Increased global temperatures melts ice, reducing haul out space, and can drastically change the crucial food sources in the waters nearby that penguins and other animals need to survive! Who doesn’t love penguins???

So, I’ll leave you with another product idea to help the planet and your body.

Sunscreen/sunblock made from zinc oxide or titanium dioxide are considered “reef safe” as they aren’t harsh chemicals that disrupt corals. They are also safer for your skin!

And guess what! You can find it at your local Target in a reusable TIN, instead of plastic. That means you’re doing a double good deed for the ocean. You go, Glen Coco!

P.S.- When empty, use the tin to store hair ties, bobby pins, or jewelry on the go. That’s what I do πŸ™‚

*Discount code for eco-friendly products!*

A great zero-waste small business created by a former zookeeper is supporting my plastics pollution research journey! 
Code “Exxpedition” for 10% off. That’s 2 X’s on purpose.

Check out A Drop In The Ocean, fresh out of Tacoma, WA: https://adropintheoceanshop.com

Need some alternatives to plastic in your home? Check out some of my favorite swaps- shampoo bars, bar soap, safety razors, & reusable straws!

The shop: A Drop in the Ocean. They sell bamboo toothbrushes, shampoo bars, laundry detergent, straws, refillable liquid shampoo, and more. The code “Exxpedition” sends your 10% off into our research and clean-up mission fund. 

The cause: In case you haven’t heard enough about it by now… Exxpedition is an all-women’s sailing mission that will collect ocean plastics on a 2-year, round-the-world trip. We will conduct research on the origin and make-up of the trash and community outreach at each port. This is the same organization that discovered and let the ban on microbeads! Now you know why it’s spelled with 2 X’s (as in chromosomes πŸ˜‰ ) 

Coral Reef preservation at Moody Gardens, my sponsor organization!

Photo credit: JW Porter/University of Georgia via NPR.org

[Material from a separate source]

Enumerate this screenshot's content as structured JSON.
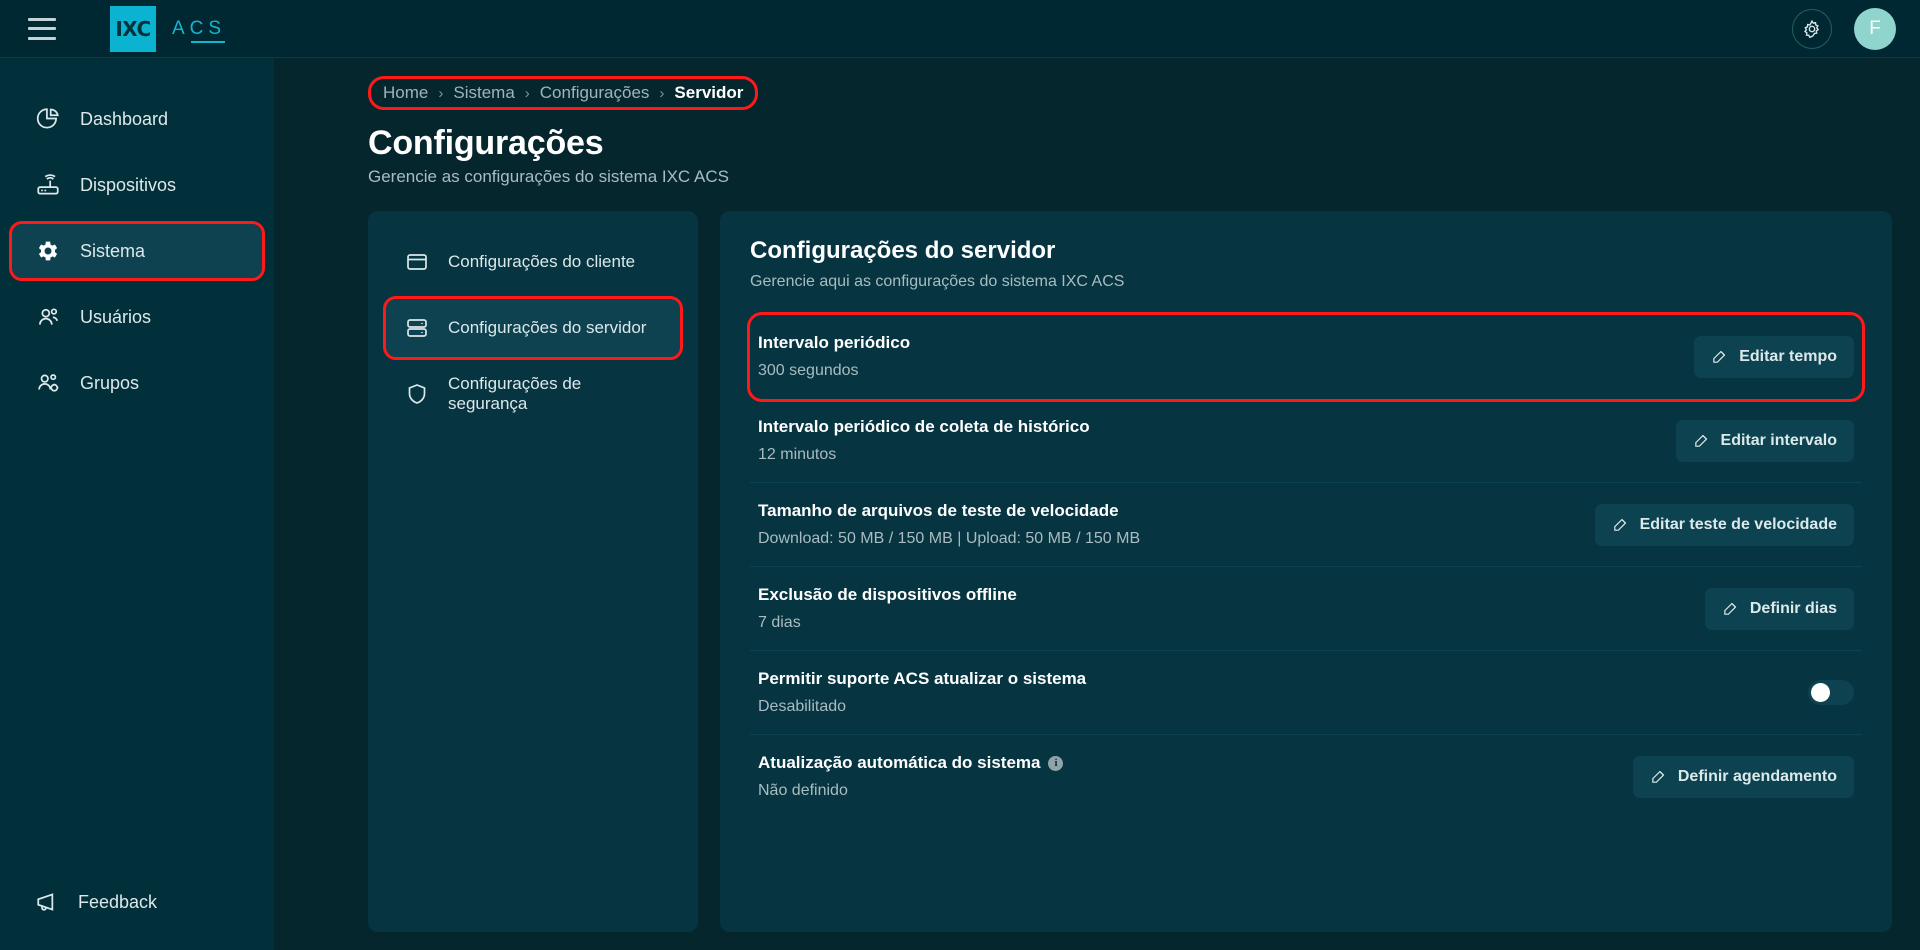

The main sponsor of my Exxpedition journey, Moody Gardens, has really amped up their conservation efforts in the last few years and I am very proud to join their staff once again. One of my friends who is an aquarist there, Ryan Hannum, has a soft spot for corals. Not just soft corals either. All types (see what I did there?) He has created partnerships with local hobby aquarists to propagate more coral species. So cool! In addition to that program, Moody Gardens has been housing precious corals from Florida’s reefs

“About 100 Florida coral colonies are now living in a display tank at Moody Gardens aquarium in Galveston, Texas, one of a dozen new homes for the invertebrate animal colonies.”

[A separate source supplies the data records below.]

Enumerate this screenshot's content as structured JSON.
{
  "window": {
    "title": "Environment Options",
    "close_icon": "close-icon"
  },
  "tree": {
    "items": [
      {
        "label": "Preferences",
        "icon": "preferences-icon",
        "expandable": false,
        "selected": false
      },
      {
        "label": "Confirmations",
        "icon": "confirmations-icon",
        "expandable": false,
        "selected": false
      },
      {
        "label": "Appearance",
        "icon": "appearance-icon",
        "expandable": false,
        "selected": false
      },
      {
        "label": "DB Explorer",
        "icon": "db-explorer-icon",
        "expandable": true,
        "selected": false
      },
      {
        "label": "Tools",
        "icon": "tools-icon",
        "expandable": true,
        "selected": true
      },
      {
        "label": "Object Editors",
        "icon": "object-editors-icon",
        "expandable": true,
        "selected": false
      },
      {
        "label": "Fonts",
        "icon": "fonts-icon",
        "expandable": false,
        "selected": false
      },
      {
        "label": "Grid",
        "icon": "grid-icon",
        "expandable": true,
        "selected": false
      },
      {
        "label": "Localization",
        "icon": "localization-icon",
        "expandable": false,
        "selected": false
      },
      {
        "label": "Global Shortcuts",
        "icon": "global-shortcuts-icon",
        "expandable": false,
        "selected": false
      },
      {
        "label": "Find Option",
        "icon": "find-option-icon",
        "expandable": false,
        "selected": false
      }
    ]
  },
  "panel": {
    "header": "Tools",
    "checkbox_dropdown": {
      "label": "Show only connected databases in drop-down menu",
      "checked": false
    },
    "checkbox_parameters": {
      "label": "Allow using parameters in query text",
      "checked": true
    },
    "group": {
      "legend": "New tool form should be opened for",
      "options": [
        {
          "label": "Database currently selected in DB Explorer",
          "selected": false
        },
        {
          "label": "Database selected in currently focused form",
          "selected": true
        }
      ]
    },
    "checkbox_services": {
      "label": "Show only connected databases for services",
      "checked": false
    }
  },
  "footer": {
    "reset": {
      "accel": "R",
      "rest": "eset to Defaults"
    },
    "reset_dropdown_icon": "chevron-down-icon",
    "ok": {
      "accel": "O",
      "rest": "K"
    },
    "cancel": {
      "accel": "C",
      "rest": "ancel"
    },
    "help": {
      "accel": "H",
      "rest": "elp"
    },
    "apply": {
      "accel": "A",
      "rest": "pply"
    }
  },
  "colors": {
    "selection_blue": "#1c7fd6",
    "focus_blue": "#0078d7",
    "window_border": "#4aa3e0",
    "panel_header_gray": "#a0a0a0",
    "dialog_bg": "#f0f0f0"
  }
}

“Recently, we have been suffering from a really bad outbreak of coral disease,” said Andrew Baker, associate professor of marine biology and fisheries at the Rosenstiel School.

“Until we understand the disease and find a cure, we’re trying to protect the genetic diversity of the corals by rescuing them and growing them in captivity. Someday, we may be able to repopulate the reef with those corals.”

The school has retrieved over 700 coral colonies, including 400 in July that were chiseled off the reef around the Dry Tortugas. The corals rescued earlier spawned in late August in tanks in Miami, which Baker said was a welcome sign that scientists were proceeding correctly. The school collects fertilized eggs after spawning and attempts to grow new colonies.

The first few hundred coral samples were sent to a network of care providers at public zoos and aquariums, who will look after them for the foreseeable future.

For the full article: https://www.upi.com/Top_News/US/2019/09/13/US-aquariums-try-to-save-Florida-corals-as-disease-spreads/9961568210880/?spt=su&or=btn_tw&fbclid=IwAR2XzS_-uXI4gQ8TEB4XkMqGm7ubce7M0_UWGW5nUaA5kdLl9IRX40rQheU

It’s official. I have a Crew page!

Oh, hey there “Crew Member”…

Check out the Leg 6: Panama to the Galapagos crew page! https://exxpedition.com/voyage/panama-to-galapagos/